Website and app data records
________________
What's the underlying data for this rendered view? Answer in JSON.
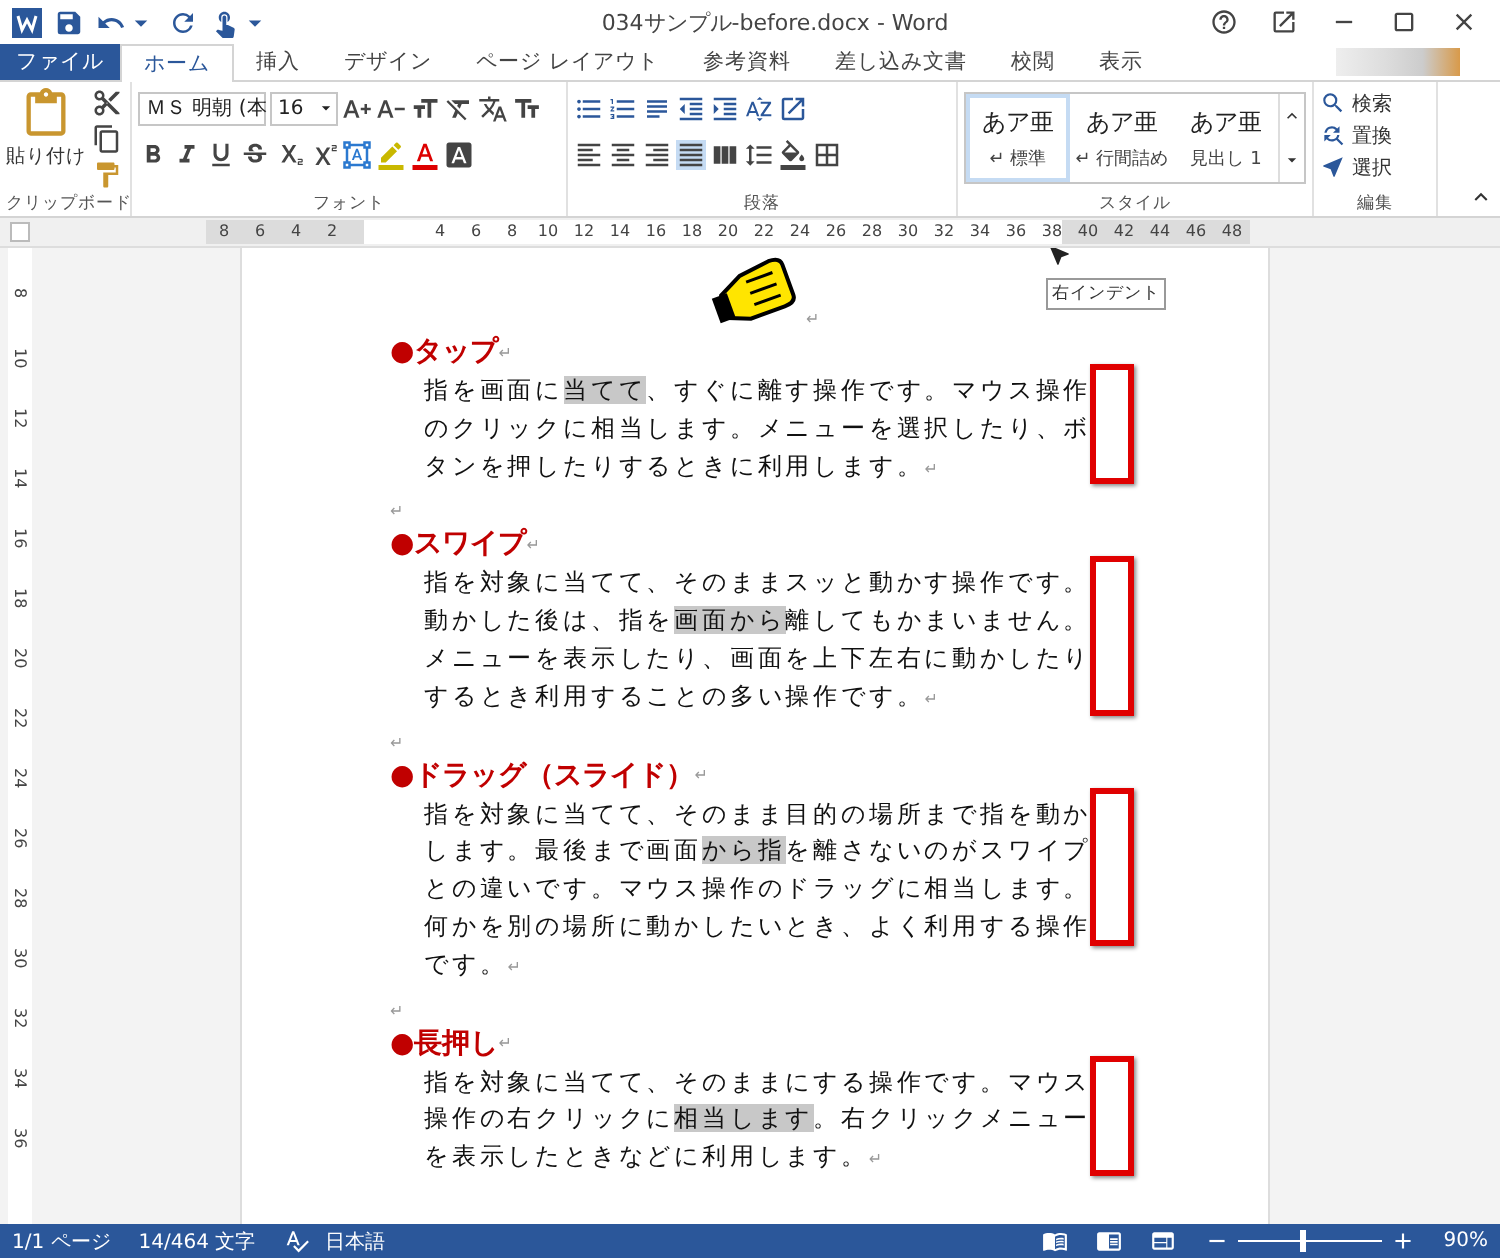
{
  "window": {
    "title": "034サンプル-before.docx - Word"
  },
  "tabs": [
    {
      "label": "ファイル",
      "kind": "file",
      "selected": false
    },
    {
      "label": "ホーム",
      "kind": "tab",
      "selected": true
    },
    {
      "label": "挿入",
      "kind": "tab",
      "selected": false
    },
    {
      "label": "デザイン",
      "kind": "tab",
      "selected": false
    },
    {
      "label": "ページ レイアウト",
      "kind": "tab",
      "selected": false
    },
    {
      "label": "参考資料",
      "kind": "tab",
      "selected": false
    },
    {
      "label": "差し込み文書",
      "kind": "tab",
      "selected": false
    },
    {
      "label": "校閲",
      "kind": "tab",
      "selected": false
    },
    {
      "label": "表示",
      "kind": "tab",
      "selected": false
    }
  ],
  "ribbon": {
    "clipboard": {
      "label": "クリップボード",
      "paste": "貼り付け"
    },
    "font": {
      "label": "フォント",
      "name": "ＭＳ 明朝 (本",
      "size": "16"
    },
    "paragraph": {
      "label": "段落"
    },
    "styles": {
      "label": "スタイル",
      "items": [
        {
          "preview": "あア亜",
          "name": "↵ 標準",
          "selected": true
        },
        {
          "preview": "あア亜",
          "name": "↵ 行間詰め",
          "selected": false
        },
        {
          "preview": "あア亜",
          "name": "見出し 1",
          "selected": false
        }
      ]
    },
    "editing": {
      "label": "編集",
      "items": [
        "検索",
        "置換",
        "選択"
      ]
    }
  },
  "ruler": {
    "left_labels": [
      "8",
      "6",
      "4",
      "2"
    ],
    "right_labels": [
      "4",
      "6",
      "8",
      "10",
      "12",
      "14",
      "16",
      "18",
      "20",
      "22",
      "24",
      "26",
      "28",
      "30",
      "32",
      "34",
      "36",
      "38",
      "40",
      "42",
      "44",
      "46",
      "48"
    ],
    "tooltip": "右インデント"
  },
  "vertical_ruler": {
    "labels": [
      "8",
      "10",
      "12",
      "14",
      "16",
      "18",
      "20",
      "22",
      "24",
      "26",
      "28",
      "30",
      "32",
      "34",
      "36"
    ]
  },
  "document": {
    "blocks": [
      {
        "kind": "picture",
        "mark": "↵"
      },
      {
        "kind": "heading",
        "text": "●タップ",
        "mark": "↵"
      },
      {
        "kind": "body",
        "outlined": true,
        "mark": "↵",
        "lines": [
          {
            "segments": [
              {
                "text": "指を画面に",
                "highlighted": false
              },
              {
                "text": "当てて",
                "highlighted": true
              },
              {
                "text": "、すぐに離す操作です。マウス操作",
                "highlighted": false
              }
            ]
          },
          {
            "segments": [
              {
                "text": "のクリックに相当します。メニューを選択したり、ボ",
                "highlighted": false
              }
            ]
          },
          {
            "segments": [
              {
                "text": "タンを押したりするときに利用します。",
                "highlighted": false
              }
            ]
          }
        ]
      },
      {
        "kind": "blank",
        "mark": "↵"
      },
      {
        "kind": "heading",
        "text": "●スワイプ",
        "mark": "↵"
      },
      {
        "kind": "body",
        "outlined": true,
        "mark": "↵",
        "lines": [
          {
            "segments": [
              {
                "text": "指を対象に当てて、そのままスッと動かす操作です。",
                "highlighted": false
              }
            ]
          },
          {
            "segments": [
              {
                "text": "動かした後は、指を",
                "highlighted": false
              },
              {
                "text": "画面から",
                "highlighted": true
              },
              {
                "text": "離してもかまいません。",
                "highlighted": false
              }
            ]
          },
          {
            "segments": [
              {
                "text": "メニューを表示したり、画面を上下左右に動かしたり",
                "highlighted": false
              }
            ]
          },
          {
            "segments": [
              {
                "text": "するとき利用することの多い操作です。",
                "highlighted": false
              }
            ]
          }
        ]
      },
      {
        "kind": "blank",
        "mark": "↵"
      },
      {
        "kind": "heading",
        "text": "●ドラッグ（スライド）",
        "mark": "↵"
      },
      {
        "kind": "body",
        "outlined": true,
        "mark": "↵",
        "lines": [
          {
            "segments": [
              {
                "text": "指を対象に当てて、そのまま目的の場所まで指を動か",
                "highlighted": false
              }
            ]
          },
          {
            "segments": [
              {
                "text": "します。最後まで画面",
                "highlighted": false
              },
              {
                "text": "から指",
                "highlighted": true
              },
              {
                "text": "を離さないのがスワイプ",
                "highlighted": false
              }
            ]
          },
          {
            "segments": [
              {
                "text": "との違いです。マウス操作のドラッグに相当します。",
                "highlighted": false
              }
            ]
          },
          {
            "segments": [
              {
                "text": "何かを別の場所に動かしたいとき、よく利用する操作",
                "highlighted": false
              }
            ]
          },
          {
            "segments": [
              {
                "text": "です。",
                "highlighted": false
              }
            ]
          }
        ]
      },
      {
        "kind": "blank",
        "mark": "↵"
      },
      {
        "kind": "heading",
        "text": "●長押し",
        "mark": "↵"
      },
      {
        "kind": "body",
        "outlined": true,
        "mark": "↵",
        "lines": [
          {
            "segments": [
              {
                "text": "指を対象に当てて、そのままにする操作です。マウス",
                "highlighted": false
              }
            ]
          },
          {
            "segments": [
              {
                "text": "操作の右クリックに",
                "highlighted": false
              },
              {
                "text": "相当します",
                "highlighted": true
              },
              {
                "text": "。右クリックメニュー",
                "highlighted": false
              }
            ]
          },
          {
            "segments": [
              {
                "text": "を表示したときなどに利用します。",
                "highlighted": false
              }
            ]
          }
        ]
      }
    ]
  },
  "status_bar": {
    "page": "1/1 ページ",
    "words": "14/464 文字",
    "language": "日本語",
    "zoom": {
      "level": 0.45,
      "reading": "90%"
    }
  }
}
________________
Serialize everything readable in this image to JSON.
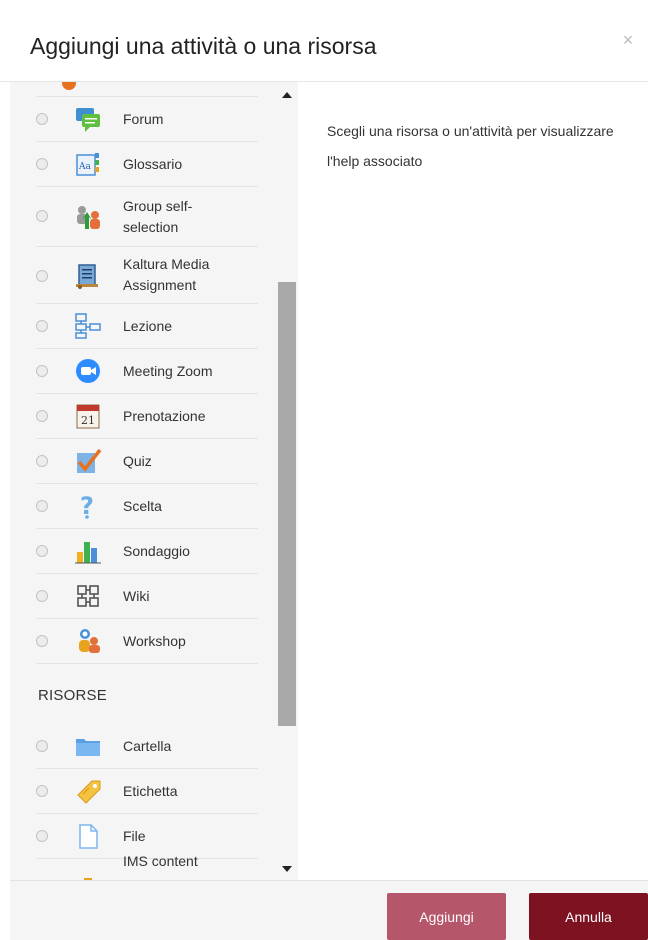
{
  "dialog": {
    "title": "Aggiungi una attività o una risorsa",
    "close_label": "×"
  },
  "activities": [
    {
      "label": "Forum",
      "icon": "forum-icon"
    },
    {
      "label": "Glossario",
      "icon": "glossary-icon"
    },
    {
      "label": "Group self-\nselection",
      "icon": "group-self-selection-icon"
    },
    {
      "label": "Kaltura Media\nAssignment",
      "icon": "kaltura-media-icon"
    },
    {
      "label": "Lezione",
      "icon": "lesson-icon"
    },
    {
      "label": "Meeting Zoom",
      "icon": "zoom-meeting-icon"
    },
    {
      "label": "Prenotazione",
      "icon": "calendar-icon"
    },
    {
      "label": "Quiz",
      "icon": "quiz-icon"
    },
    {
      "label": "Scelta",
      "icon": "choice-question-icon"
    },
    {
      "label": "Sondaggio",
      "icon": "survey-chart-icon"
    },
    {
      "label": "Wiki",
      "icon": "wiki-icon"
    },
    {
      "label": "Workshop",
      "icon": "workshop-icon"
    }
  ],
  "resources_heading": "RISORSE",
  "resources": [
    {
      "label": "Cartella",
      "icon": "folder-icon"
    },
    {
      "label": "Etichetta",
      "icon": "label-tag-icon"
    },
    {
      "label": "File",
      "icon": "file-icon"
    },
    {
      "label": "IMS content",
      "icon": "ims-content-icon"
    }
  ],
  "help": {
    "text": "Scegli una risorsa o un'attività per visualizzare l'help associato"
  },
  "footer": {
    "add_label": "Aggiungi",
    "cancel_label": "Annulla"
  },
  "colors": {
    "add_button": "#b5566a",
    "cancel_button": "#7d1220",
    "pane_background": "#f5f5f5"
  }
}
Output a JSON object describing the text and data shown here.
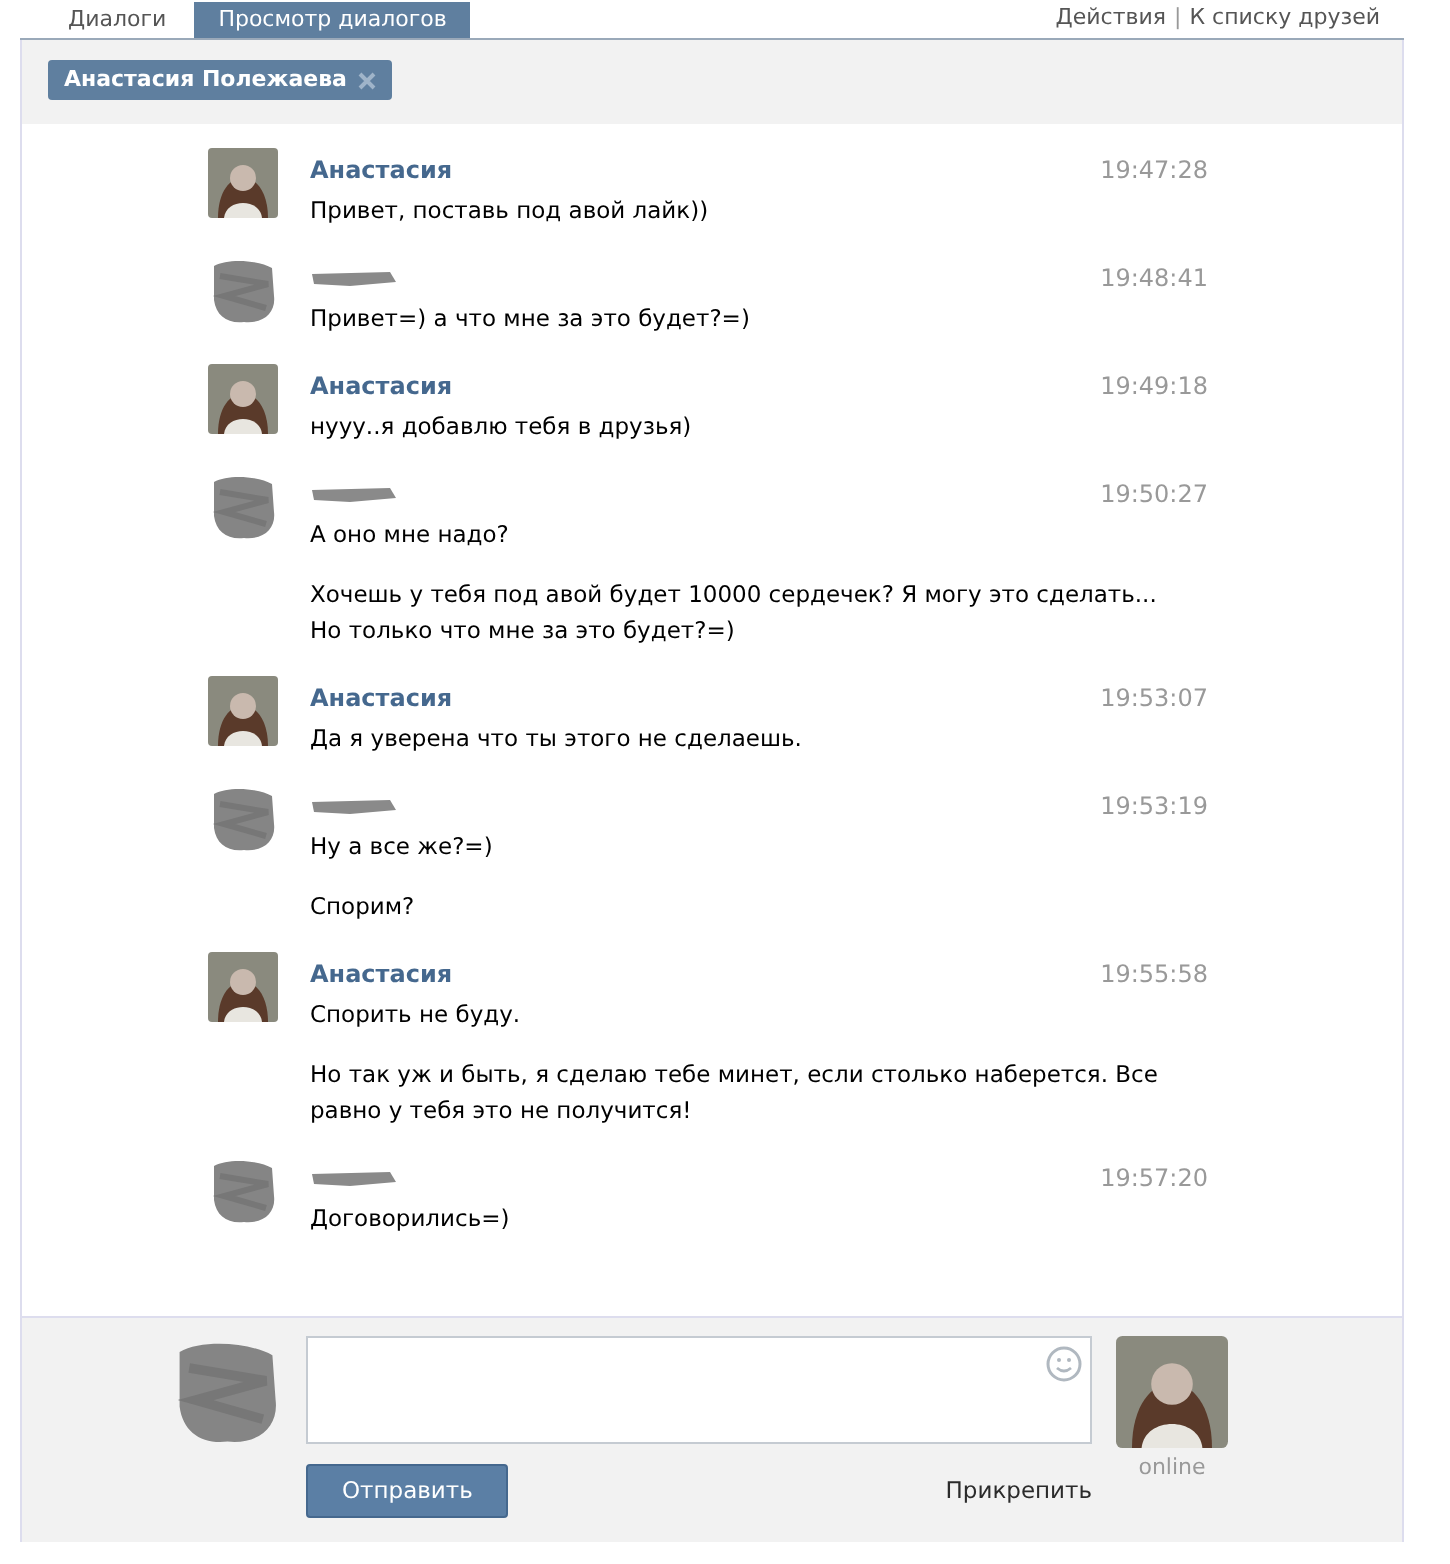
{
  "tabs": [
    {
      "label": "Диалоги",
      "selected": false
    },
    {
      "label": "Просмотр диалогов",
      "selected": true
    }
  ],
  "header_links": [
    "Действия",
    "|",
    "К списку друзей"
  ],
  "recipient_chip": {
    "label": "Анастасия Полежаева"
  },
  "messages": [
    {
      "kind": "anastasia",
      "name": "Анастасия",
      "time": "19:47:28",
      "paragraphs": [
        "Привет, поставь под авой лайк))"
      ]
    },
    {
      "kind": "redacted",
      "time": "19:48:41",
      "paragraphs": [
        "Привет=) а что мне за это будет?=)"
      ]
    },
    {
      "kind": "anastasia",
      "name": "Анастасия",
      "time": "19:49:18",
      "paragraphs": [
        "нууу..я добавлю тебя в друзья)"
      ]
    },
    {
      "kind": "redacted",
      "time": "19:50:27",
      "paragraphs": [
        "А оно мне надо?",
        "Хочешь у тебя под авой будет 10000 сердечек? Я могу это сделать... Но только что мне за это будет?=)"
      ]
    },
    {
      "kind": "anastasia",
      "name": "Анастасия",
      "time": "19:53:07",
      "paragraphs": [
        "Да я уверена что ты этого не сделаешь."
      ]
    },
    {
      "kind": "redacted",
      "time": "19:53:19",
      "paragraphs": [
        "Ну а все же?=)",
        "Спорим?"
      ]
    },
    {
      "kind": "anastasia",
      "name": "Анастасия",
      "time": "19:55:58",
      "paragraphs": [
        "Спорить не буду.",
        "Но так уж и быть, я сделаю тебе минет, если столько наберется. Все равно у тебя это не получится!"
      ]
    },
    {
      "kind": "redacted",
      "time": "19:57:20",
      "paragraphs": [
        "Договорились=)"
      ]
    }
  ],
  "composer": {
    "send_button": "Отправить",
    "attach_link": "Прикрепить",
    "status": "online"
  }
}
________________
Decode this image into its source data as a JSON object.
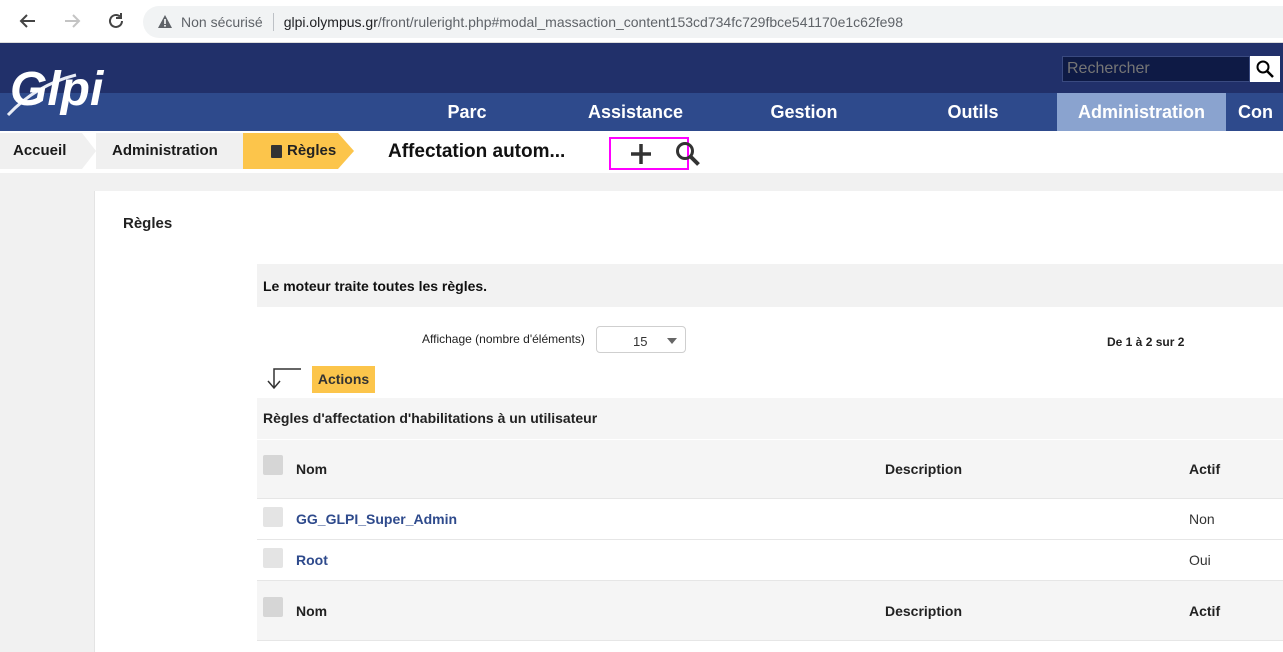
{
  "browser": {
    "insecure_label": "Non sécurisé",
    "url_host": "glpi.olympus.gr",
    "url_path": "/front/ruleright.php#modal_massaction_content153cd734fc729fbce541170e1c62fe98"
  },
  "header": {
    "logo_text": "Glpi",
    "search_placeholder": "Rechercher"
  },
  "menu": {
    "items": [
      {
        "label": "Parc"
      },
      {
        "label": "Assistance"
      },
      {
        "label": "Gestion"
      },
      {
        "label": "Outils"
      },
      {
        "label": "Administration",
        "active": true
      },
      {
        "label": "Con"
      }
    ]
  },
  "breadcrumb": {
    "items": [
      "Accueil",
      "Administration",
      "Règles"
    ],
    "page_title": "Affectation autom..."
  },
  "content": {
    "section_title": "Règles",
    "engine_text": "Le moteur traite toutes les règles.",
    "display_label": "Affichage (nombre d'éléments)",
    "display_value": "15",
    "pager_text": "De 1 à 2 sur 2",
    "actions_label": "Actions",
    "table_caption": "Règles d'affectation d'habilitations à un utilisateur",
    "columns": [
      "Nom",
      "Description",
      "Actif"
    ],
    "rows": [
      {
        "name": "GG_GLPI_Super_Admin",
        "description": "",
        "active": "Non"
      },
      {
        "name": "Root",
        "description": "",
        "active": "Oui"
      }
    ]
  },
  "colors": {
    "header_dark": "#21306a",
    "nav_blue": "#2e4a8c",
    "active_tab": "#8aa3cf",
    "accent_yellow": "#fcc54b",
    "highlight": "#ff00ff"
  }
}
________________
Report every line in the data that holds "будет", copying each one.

        "Привет=) а что мне за это будет?=)"
        "Хочешь у тебя под авой будет 10000 сердечек? Я могу это сделать... Но только что мне за это будет?=)"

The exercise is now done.